If you are solo or no better site is available, pay for one night and the following more see if another site opens up that is better.
Remember any campsite is better than no campsite.
Have a Back-up Plan
When you are first come first serve camping, ALWAYS have a Plan B and maybe a Plan C. It is always possible that you will NOT get a first-come, first-serve camping site. So you need to have a Plan B.
My first choice is always an alternative campground in the park. After that is another nearby public campground such as a National Forest campground, a Bureau of Land Management (BLM) campground, or State Park. If there aren’t any of those within 30 minutes to an hour of the park, my next choice is dispersed camping. Dispersed camping is usually found in the National Forests and BLM land. This type of camping is basically, find a hard-packed area off the roadway and set up camp pretty much anywhere you’d like. This is dry camping so there is no bathroom or water.
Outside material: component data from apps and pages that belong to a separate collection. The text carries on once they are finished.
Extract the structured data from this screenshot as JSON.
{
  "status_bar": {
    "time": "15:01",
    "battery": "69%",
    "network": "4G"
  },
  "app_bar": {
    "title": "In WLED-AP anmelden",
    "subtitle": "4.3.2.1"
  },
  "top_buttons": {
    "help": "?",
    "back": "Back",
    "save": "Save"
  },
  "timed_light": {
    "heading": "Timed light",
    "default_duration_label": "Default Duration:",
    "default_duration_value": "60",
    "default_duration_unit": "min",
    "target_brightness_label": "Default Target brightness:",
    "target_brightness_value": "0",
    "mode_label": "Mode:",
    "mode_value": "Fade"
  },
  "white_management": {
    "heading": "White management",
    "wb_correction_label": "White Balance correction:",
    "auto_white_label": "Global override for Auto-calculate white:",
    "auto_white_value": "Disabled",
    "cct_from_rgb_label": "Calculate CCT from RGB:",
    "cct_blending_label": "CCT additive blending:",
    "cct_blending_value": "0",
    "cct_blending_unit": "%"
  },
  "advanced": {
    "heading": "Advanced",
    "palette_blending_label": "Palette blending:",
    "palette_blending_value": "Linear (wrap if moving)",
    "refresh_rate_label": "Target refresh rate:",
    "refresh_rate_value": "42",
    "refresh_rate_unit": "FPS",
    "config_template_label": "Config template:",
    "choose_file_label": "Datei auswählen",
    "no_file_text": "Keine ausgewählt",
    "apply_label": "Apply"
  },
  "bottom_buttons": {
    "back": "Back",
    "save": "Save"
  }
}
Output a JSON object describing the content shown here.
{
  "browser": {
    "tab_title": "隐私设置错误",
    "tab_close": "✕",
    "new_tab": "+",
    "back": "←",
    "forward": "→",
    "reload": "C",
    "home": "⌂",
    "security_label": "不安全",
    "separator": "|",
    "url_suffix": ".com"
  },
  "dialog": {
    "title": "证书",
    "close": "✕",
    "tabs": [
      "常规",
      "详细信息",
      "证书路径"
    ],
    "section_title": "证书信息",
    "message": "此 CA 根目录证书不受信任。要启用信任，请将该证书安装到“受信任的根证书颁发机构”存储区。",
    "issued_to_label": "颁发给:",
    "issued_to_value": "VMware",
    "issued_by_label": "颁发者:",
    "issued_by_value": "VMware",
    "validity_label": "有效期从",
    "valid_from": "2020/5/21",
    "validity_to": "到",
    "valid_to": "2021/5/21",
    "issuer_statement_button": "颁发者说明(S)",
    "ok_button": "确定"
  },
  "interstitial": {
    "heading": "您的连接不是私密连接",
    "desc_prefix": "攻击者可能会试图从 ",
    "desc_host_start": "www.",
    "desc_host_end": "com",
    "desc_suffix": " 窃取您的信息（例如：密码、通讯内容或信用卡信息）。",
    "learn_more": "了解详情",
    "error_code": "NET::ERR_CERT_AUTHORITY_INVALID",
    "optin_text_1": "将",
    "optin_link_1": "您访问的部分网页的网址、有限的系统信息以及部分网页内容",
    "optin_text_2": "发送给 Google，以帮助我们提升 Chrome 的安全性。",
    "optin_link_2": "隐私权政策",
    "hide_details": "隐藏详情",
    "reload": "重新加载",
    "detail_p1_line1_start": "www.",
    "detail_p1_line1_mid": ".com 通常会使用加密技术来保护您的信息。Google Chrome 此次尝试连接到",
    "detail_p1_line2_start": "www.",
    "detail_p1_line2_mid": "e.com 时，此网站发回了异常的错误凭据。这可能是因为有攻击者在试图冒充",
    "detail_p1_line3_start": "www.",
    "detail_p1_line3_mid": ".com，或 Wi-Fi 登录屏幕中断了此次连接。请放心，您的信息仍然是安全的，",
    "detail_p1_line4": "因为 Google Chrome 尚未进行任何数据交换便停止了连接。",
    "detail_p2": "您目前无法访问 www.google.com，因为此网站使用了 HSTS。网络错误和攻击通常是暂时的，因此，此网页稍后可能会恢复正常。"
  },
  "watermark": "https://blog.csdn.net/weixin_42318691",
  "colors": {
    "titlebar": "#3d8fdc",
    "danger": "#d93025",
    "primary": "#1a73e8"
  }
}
After that is boondocking in someone’s parking lot. FreeCampsite.net maintains a database of free campsites and usually has a decently up-to-date list of parking lots you can spend the night in. Walmart’s are my go-to. Walmart’s standard policy is feel free to spend the night unless local ordinances ban the practice.
Last but not least is paying to stay at a commercial campground.
BONUS TIP: Keep your group size small.
This tip is really only for solo travelers or couples and NPS’s official policy in the majority of parks is that one shall not drive around the campground and ask to share a site with someone already in a campsite. Unofficially, rangers and campground hosts aren’t going to notice if you drive around and happen to see a friendly-looking couple or solo traveler who are tent camping sitting in their campsite and ask if they’d like to share since the campground is full and you’d be willing to split the cost of the campsite. Having some beer or wine to share is usually well received as well.
If you resort to using this method, please be polite about it and friendly. If they say no, say thanks anyway and walk away.
Final Thoughts on First-Come, First-Serve Campgrounds
I hope this helps you get your first-come, first serve campsites as you explore the National Parks.